-- Your objective --
Tally the lines below that contain the word "title", then give the tally alone.

[Stored entries]
◇ ◇ ◇ ◇ ◇ ◇ ◇

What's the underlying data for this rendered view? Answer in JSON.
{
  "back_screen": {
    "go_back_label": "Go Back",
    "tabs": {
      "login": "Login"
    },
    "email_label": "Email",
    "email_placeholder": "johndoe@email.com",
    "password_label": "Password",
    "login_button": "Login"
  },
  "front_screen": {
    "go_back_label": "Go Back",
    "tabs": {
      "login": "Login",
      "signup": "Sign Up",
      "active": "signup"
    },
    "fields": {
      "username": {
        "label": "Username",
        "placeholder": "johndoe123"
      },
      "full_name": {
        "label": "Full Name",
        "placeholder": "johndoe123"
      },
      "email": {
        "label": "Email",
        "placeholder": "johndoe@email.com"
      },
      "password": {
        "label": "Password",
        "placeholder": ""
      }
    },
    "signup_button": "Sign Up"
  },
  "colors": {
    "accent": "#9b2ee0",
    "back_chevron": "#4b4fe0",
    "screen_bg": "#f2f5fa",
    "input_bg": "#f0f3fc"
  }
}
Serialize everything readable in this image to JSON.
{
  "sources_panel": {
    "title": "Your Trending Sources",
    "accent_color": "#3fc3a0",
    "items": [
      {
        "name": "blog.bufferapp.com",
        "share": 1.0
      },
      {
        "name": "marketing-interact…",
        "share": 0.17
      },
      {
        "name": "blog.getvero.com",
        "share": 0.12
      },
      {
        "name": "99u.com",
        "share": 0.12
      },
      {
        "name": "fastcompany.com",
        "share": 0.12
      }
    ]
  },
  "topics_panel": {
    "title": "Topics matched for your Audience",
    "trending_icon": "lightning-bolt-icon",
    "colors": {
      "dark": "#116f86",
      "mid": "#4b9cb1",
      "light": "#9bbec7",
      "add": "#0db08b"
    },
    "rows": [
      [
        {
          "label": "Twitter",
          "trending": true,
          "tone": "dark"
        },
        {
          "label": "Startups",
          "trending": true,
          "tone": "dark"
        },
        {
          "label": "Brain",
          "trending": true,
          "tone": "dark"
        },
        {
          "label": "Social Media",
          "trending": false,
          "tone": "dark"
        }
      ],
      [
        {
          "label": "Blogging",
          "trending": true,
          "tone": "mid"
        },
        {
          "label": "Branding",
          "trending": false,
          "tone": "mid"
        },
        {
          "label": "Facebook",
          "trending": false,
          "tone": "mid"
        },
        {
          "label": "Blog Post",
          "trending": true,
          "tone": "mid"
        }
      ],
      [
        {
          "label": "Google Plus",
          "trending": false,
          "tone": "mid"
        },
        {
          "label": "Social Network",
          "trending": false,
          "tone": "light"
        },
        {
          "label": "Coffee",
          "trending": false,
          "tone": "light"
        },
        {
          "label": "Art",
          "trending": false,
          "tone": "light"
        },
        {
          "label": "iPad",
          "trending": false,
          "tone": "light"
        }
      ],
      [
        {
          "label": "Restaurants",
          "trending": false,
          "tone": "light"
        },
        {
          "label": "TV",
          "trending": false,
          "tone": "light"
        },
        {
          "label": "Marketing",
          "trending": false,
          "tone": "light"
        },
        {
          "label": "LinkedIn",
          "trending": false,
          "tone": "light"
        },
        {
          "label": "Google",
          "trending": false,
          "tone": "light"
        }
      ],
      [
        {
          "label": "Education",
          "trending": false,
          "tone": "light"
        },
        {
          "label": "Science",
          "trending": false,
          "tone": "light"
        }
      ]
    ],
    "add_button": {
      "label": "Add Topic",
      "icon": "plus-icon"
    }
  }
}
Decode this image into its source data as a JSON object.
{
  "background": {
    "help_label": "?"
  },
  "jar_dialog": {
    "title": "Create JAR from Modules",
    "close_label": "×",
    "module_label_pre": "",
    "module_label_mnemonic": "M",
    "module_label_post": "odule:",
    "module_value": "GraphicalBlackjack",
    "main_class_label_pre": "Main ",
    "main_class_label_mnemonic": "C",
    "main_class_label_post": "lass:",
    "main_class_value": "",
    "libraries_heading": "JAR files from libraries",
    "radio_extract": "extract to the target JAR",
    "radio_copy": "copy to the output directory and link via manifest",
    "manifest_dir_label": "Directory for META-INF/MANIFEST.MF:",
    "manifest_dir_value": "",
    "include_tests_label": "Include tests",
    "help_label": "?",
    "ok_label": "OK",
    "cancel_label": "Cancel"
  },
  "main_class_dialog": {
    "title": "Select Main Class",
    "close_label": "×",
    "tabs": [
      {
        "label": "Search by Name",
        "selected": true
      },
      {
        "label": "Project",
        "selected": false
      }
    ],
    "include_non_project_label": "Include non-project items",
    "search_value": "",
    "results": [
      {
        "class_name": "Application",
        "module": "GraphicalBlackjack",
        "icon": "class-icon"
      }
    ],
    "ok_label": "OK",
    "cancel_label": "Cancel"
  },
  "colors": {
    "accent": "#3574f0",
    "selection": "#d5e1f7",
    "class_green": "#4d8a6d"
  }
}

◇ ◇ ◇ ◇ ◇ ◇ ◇

-- Completed task --
4